In 2009 the Nassau County Probation Department placed 151 males and 35 females in community service opportunities. Of these 86 were for felonies and 100 were for misdemeanors. The majority of defendants that were placed were between the ages of 25 and 34 although ages of defendants ranged from 16 to above 65.
In the event a defendant does not perform the required community service hours he would receive a call from his probation officer. The individual is given “a second chance” to become compliant. If your client does not take advantage of this opportunity the Probation Officer will file a Violation of Probation. At that point you will appear before the sentencing Judge to make pitch for another chance or some other sentence.
District Court vs. County Court
Community service is frequently mandated as part of a sentence in the District Court. EAC is much more widely utilized here as most sentences do not include probation. The procedure utilized is straight forward and simple so long as the defendant contacts the EAC Community Service Program.
Community service is much less frequently utilized in the County Court. The reasons stem from the limited crimes which are eligible for community service (Penal Law §65.10(2)(h)) and the degree of the crimes.
Community service has become a widely utilized and commonplace part of sentences especially in the Nassau County District Court. The use of community service as part of a sentence is favored by the Nassau County District Attorney’s Office and many Judges in this county. In various circumstances it can be used as an alternative to incarceration or probation or in lieu of fines in the event the client is unable to pay same. The use of community service benefits many governmental agencies and non-profit organizations and instills values and promotes insight to defendants who are required to perform this type of service.
Mark Silverman is a partner at Silverman & Taylor, PLLC in Freeport, New York. He is a former Nassau County Assistant District Attorney and founder of Community Service Referral Network of America (http://csrna.org/).

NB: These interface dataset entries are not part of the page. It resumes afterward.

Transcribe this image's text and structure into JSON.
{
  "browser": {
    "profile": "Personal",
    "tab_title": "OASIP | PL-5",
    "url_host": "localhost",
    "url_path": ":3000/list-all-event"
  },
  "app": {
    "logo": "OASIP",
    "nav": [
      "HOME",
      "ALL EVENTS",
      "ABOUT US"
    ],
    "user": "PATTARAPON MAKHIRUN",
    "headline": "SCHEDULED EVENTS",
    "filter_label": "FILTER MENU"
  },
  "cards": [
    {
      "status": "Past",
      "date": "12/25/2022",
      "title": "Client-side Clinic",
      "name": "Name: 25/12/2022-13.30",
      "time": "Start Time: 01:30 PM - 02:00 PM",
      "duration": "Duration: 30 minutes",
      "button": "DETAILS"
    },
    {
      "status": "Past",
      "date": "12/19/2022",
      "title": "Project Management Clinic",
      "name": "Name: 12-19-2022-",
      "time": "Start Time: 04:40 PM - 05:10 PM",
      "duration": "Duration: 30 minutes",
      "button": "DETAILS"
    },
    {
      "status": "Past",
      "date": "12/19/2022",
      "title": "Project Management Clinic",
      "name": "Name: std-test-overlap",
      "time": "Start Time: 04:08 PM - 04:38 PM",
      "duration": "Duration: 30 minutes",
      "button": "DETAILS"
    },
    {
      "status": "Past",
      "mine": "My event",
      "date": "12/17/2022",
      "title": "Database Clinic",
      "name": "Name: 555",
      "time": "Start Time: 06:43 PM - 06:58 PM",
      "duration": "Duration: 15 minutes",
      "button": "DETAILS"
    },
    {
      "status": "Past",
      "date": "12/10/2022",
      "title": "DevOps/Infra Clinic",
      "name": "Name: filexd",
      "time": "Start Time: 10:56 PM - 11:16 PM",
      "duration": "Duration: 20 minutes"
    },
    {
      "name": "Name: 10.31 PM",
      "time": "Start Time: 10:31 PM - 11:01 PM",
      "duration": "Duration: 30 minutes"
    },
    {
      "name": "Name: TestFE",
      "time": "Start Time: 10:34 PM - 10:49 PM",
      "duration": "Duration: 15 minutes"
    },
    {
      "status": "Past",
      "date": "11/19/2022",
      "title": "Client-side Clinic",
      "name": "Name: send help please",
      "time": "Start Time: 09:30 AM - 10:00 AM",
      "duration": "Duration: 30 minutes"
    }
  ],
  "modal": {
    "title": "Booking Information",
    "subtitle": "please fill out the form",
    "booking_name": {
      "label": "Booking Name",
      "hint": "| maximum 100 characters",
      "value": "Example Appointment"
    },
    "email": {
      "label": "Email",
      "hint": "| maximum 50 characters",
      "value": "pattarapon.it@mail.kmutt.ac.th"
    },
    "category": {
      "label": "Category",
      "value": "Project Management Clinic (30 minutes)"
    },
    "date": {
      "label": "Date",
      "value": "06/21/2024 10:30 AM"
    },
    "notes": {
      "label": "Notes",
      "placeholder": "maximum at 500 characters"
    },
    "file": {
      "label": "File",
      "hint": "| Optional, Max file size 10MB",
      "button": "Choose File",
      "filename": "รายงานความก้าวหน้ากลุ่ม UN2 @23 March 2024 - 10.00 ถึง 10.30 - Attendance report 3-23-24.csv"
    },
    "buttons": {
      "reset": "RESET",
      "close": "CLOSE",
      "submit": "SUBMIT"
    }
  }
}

Nassau County Bar Association ALL Rights Reserved
15th and West Streets | Mineola, NY 11501 | (516) 747 4070 | Fax (516) 747 4147